This project has been lurking in the back of my consciousness for a while. After seeing pictures in several felt books, I was intrigued and a little intimidated, not sure how all of the little intersections would hold together.
What better way to find out than to just try? Since this was my first attempt, it seemed appropriate to document the process, so everyone could share in my disaster or triumph, whatever it turned out to be.
Wanting long pieces of roving for this project, I started with my finest combed merino, unrolling a beautiful ball and peeling thin pieces, which I laid out in a grid as long and almost as wide as my dining room table.
After laying it out, I covered the roving with a sheer, nylon curtain I bought at Goodwill, then sprinkled hot soapy water on the wool, row by row. I worked each intersection for a few minutes before moving on to the next row. At this point, I started to worry whether I had gotten in a little over my head, starting a project so huge.
When I reached the end, I peeled back the sheer curtain to examine the felt. While the pieces were not flying away, they weren’t really adhering either. I went back over each intersection with more soap, massaging vigorously and yet trying to preserve whatever gentle bond had begun to develop.
Next I layered sheets of bubble wrap over the wet wool and rolled it up in the yoga mat I used as my base.
This bundle was rolled in a towel and secured with elastic bands. I rolled the towel bundle with my feet under my desk for twenty minutes, checking the progress once to ensure that the fibers weren’t being torn apart.
I was amazed at how well the pieces held together. Normally, it is recommended that you turn your felt a quarter turn every few minutes to ensure that the piece felts evenly in all directions. Because my scarf was so long, I decide not to rotate it. As a result, the short pieces running from top to bottom felted into little worms, while the horizontal pieces flattened.
Looking closely, I found a few intersections that failed to felt properly, but I knew I could always needle them when it was dry.
While it turned out just as I imagined, it didn’t really qualify as flashy. Sophie suggested needlefelting dots of color at the intersections.
Like so many of my projects, this scarf was started because I needed something dashing to wear to a wedding. We were going away for four days without our children, and the drive was going to take at least five hours. I think I spent more time packing my handwork than my clothes. At my feet is a knitting bag with two projects, a drawer from my beading tower with wire, pliers and beads, and in my lap is a shoe polishing brush, roving and my needles.
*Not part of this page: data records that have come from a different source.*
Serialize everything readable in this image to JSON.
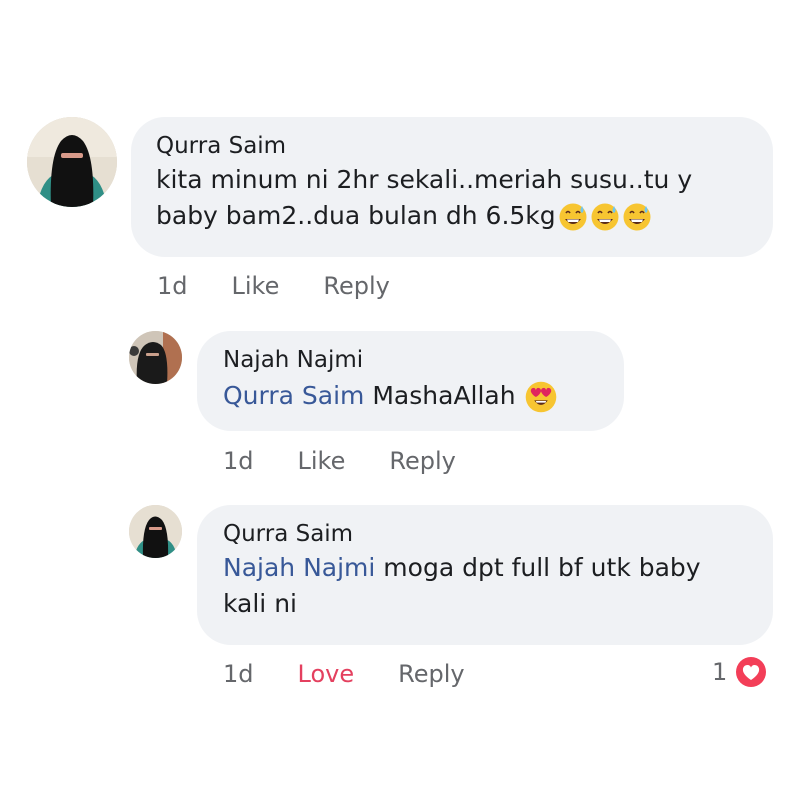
{
  "comments": [
    {
      "author": "Qurra Saim",
      "mention": "",
      "text_line1": "kita minum ni 2hr sekali..meriah susu..tu y",
      "text_line2": "baby bam2..dua bulan dh 6.5kg",
      "emoji": "grinning-sweat-emoji",
      "time": "1d",
      "like_label": "Like",
      "reply_label": "Reply"
    },
    {
      "author": "Najah Najmi",
      "mention": "Qurra Saim",
      "text": "MashaAllah",
      "emoji": "heart-eyes-emoji",
      "time": "1d",
      "like_label": "Like",
      "reply_label": "Reply"
    },
    {
      "author": "Qurra Saim",
      "mention": "Najah Najmi",
      "text_line1": "moga dpt full bf utk baby",
      "text_line2": "kali ni",
      "time": "1d",
      "reaction_label": "Love",
      "reply_label": "Reply",
      "reaction_count": "1",
      "reaction_icon": "heart-icon"
    }
  ],
  "colors": {
    "bubble": "#f0f2f5",
    "mention": "#385898",
    "love": "#e4405f",
    "meta": "#65676b"
  }
}
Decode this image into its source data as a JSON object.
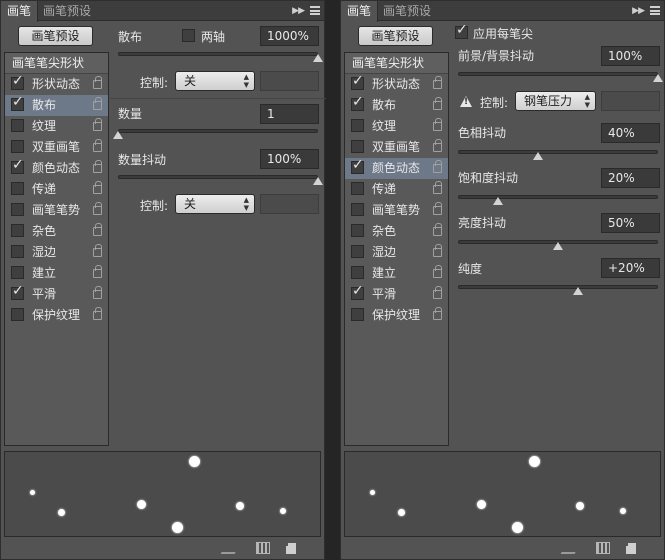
{
  "left": {
    "tabs": [
      "画笔",
      "画笔预设"
    ],
    "preset_button": "画笔预设",
    "list_header": "画笔笔尖形状",
    "items": [
      {
        "label": "形状动态",
        "checked": true,
        "selected": false
      },
      {
        "label": "散布",
        "checked": true,
        "selected": true
      },
      {
        "label": "纹理",
        "checked": false,
        "selected": false
      },
      {
        "label": "双重画笔",
        "checked": false,
        "selected": false
      },
      {
        "label": "颜色动态",
        "checked": true,
        "selected": false
      },
      {
        "label": "传递",
        "checked": false,
        "selected": false
      },
      {
        "label": "画笔笔势",
        "checked": false,
        "selected": false
      },
      {
        "label": "杂色",
        "checked": false,
        "selected": false
      },
      {
        "label": "湿边",
        "checked": false,
        "selected": false
      },
      {
        "label": "建立",
        "checked": false,
        "selected": false
      },
      {
        "label": "平滑",
        "checked": true,
        "selected": false
      },
      {
        "label": "保护纹理",
        "checked": false,
        "selected": false
      }
    ],
    "scatter": {
      "label": "散布",
      "both_axes_label": "两轴",
      "both_axes_checked": false,
      "value": "1000%",
      "slider_fraction": 1.0
    },
    "control_label": "控制:",
    "control1_value": "关",
    "count": {
      "label": "数量",
      "value": "1",
      "slider_fraction": 0.0
    },
    "count_jitter": {
      "label": "数量抖动",
      "value": "100%",
      "slider_fraction": 1.0
    },
    "control2_value": "关"
  },
  "right": {
    "tabs": [
      "画笔",
      "画笔预设"
    ],
    "apply_per_tip_label": "应用每笔尖",
    "apply_per_tip_checked": true,
    "preset_button": "画笔预设",
    "list_header": "画笔笔尖形状",
    "items": [
      {
        "label": "形状动态",
        "checked": true,
        "selected": false
      },
      {
        "label": "散布",
        "checked": true,
        "selected": false
      },
      {
        "label": "纹理",
        "checked": false,
        "selected": false
      },
      {
        "label": "双重画笔",
        "checked": false,
        "selected": false
      },
      {
        "label": "颜色动态",
        "checked": true,
        "selected": true
      },
      {
        "label": "传递",
        "checked": false,
        "selected": false
      },
      {
        "label": "画笔笔势",
        "checked": false,
        "selected": false
      },
      {
        "label": "杂色",
        "checked": false,
        "selected": false
      },
      {
        "label": "湿边",
        "checked": false,
        "selected": false
      },
      {
        "label": "建立",
        "checked": false,
        "selected": false
      },
      {
        "label": "平滑",
        "checked": true,
        "selected": false
      },
      {
        "label": "保护纹理",
        "checked": false,
        "selected": false
      }
    ],
    "fg_bg_jitter": {
      "label": "前景/背景抖动",
      "value": "100%",
      "slider_fraction": 1.0
    },
    "control_label": "控制:",
    "control_value": "钢笔压力",
    "hue_jitter": {
      "label": "色相抖动",
      "value": "40%",
      "slider_fraction": 0.4
    },
    "saturation_jitter": {
      "label": "饱和度抖动",
      "value": "20%",
      "slider_fraction": 0.2
    },
    "brightness_jitter": {
      "label": "亮度抖动",
      "value": "50%",
      "slider_fraction": 0.5
    },
    "purity": {
      "label": "纯度",
      "value": "+20%",
      "slider_fraction": 0.6
    }
  },
  "icons": {
    "menu": "panel-menu-icon",
    "lock": "lock-icon",
    "warning": "warning-icon",
    "brush": "brush-tool-icon",
    "grid": "grid-toggle-icon",
    "new": "new-preset-icon"
  }
}
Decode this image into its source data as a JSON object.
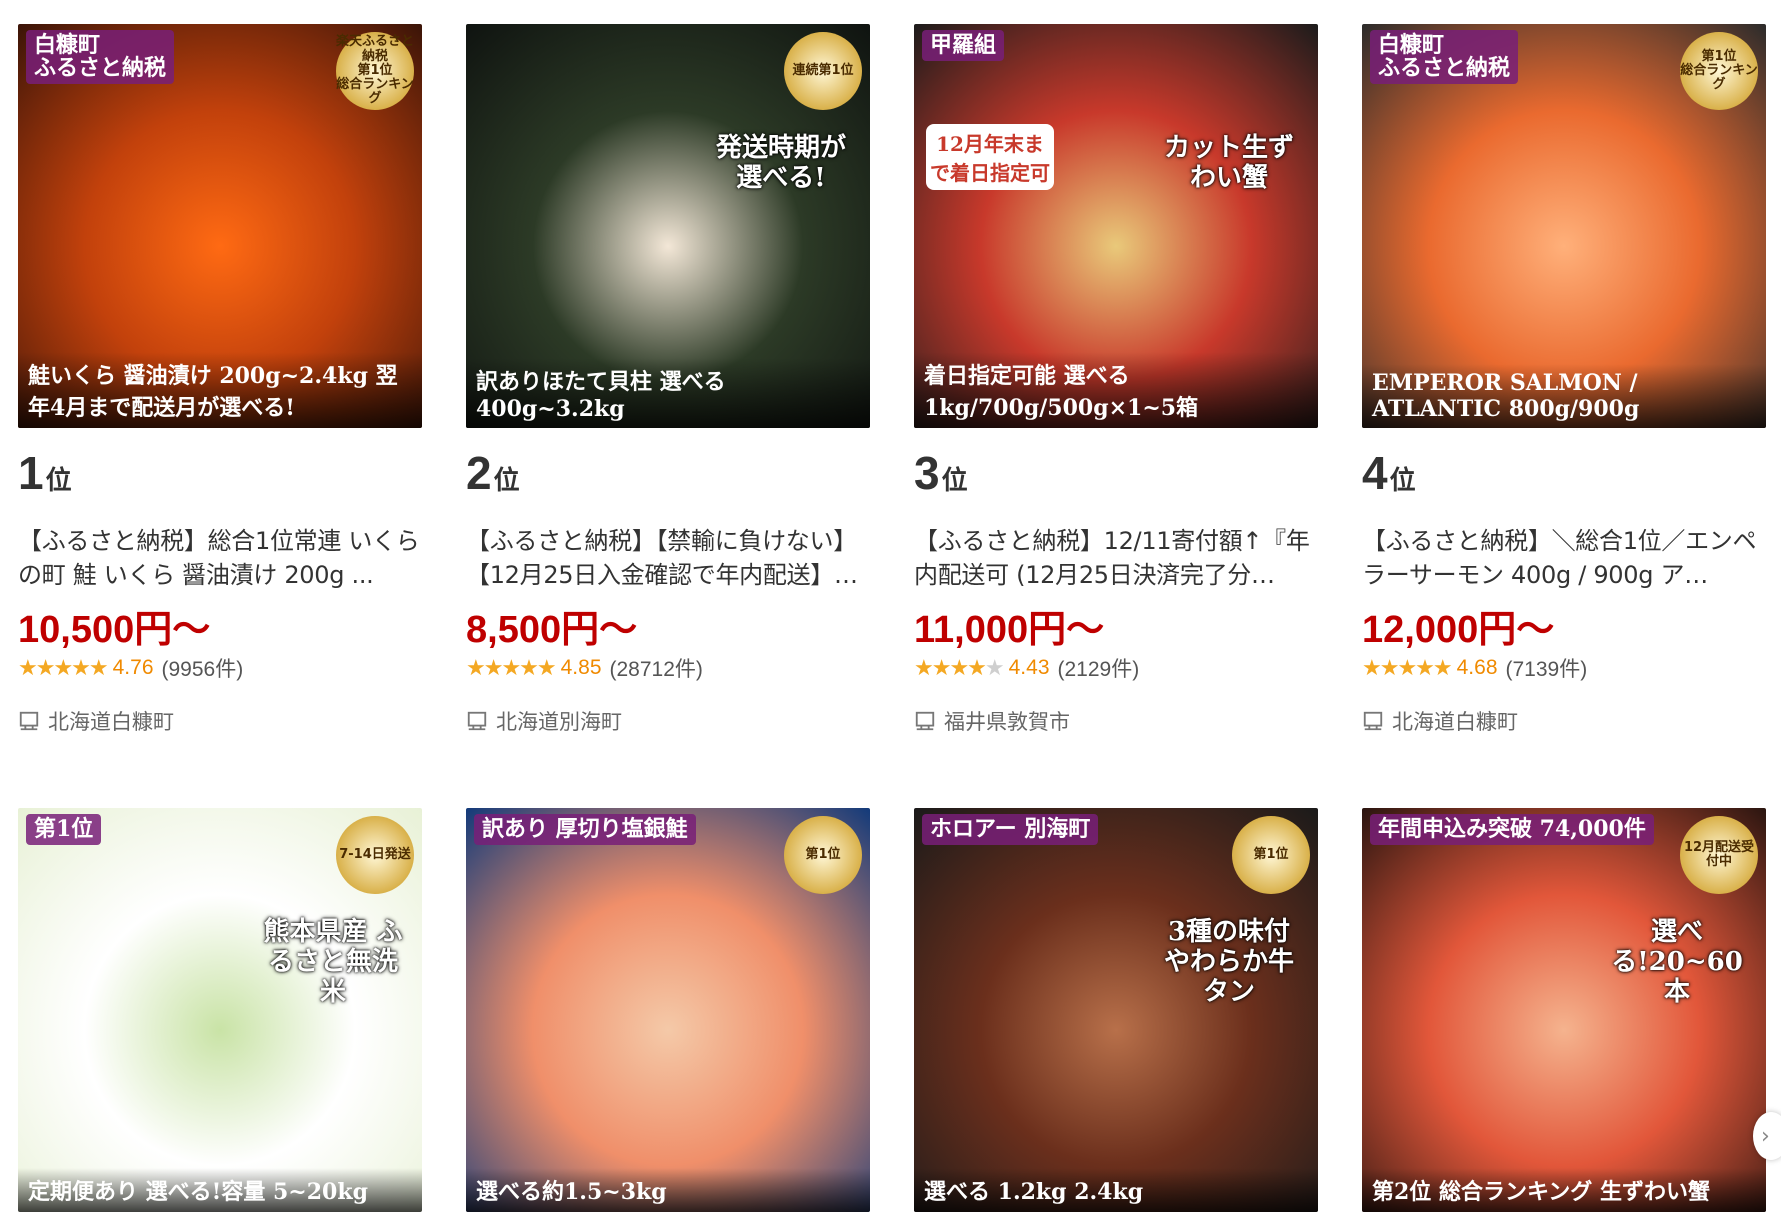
{
  "items": [
    {
      "rank_num": "1",
      "rank_unit": "位",
      "title": "【ふるさと納税】総合1位常連 いくらの町 鮭 いくら 醤油漬け 200g ...",
      "price": "10,500円〜",
      "stars": 4.76,
      "score": "4.76",
      "count": "(9956件)",
      "location": "北海道白糠町",
      "img": {
        "tl": "白糠町\nふるさと納税",
        "tr": "楽天ふるさと納税\n第1位\n総合ランキング",
        "bottom": "鮭いくら 醤油漬け 200g~2.4kg 翌年4月まで配送月が選べる!",
        "colors": [
          "#3a1408",
          "#c2410c",
          "#ff6a13"
        ]
      }
    },
    {
      "rank_num": "2",
      "rank_unit": "位",
      "title": "【ふるさと納税】【禁輸に負けない】【12月25日入金確認で年内配送】…",
      "price": "8,500円〜",
      "stars": 4.85,
      "score": "4.85",
      "count": "(28712件)",
      "location": "北海道別海町",
      "img": {
        "tl": "",
        "tr": "連続第1位",
        "side": "発送時期が選べる!",
        "bottom": "訳ありほたて貝柱 選べる400g~3.2kg",
        "colors": [
          "#0f1310",
          "#2c3a26",
          "#f3e7d7"
        ]
      }
    },
    {
      "rank_num": "3",
      "rank_unit": "位",
      "title": "【ふるさと納税】12/11寄付額↑『年内配送可 (12月25日決済完了分…",
      "price": "11,000円〜",
      "stars": 4.43,
      "score": "4.43",
      "count": "(2129件)",
      "location": "福井県敦賀市",
      "img": {
        "tl": "甲羅組",
        "tr": "",
        "side": "カット生ずわい蟹",
        "mid": "12月年末まで着日指定可",
        "bottom": "着日指定可能 選べる 1kg/700g/500g×1~5箱",
        "colors": [
          "#1b1b1b",
          "#c8392b",
          "#e9c97a"
        ]
      }
    },
    {
      "rank_num": "4",
      "rank_unit": "位",
      "title": "【ふるさと納税】＼総合1位／エンペラーサーモン 400g / 900g ア…",
      "price": "12,000円〜",
      "stars": 4.68,
      "score": "4.68",
      "count": "(7139件)",
      "location": "北海道白糠町",
      "img": {
        "tl": "白糠町\nふるさと納税",
        "tr": "第1位\n総合ランキング",
        "bottom": "EMPEROR SALMON / ATLANTIC 800g/900g",
        "colors": [
          "#2b2b2b",
          "#ea6a2f",
          "#ffb07a"
        ]
      }
    },
    {
      "img": {
        "tl": "第1位",
        "tr": "7-14日発送",
        "side": "熊本県産 ふるさと無洗米",
        "bottom": "定期便あり 選べる!容量 5~20kg",
        "colors": [
          "#e8f1d6",
          "#ffffff",
          "#c9e3a6"
        ]
      }
    },
    {
      "img": {
        "tl": "訳あり 厚切り塩銀鮭",
        "tr": "第1位",
        "bottom": "選べる約1.5~3kg",
        "colors": [
          "#123a7a",
          "#f08f6a",
          "#f4c9a8"
        ]
      }
    },
    {
      "img": {
        "tl": "ホロアー 別海町",
        "tr": "第1位",
        "side": "3種の味付 やわらか牛タン",
        "bottom": "選べる 1.2kg 2.4kg",
        "colors": [
          "#1a1a1a",
          "#6b2f1c",
          "#b8704a"
        ]
      }
    },
    {
      "img": {
        "tl": "年間申込み突破 74,000件",
        "tr": "12月配送受付中",
        "side": "選べる!20~60本",
        "bottom": "第2位 総合ランキング 生ずわい蟹",
        "colors": [
          "#2a1510",
          "#e2573a",
          "#f5b38e"
        ]
      }
    }
  ]
}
When we arrived at the hotel, I hung the piece from the mantel in our hotel room to determine whether the color dots were random enough. Our roommate walked in a day later and asked why I was taking pictures of a volleyball net. Hmmm. Not the expression I was hoping to hear.
In the end, I decided the color didn’t really coordinate well with my dress, so I didn’t wear it to the wedding, though I did wear the necklace and earrings I made on the ride up just for the occasion. Sometimes things work just how you imagine, and sometimes it is just fun to experiment.